A new study found that the topical application of simvastatin enhanced healing in diabetic mice.
Using a statin, a cholesterol-lowering drug, as an ointment may hold promise for helping people with diabetes, a study suggests. The new study found that the topical application of simvastatin accelerated wound healing in genetically diabetic mice. The findings were published in the December issue of The American Journal of Pathology. Though the work was done in mice, the researchers hope the benefits will apply to humans as well once tried in future studies. Previous research has shown that statins can support blood vessel development, according to the study.

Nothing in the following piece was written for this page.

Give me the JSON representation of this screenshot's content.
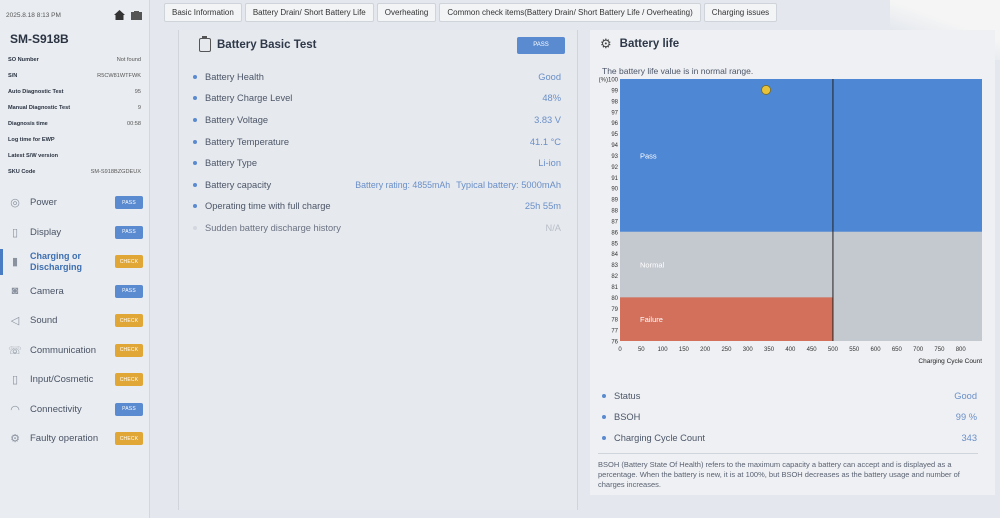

If statins are applied topically instead of taken orally, there are fewer risks of serious side effects. Topical applications of medications have less side effects systemically, said Rita Kalyani, an assistant professor of medicine in the Division of Endocrinology and Metabolism at Johns Hopkins University in Baltimore. She was not involved in the study. Scientists at Kyoto Prefectural University School of Medicine, Hamamatsu University School of Medicine and the Shiseido Innovative Scientific Research Center in Japan tested whether a statin's ability to promote blood vessel growth could help in diabetes. In diabetes, the body does not sufficiently make or properly use insulin, a hormone. With such a problem, sugar builds in the blood. This condition can harm blood vessels and nerves. Diabetes complications include skin ulcers and impaired wound healing.
The researchers treated wounds on the mice with a topical application of simvastatin in petroleum jelly or petroleum jelly alone. The difference in wound closure was most pronounced on the seventh day of the experiment. The simvastatin-treated wounds were 79.26% healed. The wounds treated with just petroleum jelly were 52.45% healed.
The findings show that topical simvastatin increases the growth of new blood and lymphatic vessels, Jun Asai, the study's lead author, said in a statement. Lymphatic vessels, which carry lymph fluid through the body, support the immune system. "Although there are several problems to be solved such as the establishment of proper concentrations and the frequency of application, it is my emphatic opinion that this method … can be a new effective choice for the treatment of diabetic ulcers," Asai, of Kyoto Prefectural University School of Medicine, said in an e-mail.
David Armstrong, a professor of surgery at the University of Arizona College of Medicine, urged caution. "It is very premature to draw a broad conclusion based on this study. It is a mouse study." Armstrong, who was not involved in this experiment, said seeing whether this study can be replicated and taken to the level of human trials could further test this approach. Johns Hopkins' Kalyani called the study "relatively small" and said more research needs to be done on the topical formulation of simvastatin, its potential side effects and the durability of its effect. The Centers for Disease Control and Prevention and the International Diabetes Federation project the number of diabetes cases will continue to increase, Kalyani said. "There is definitely a need for this kind of research to be done."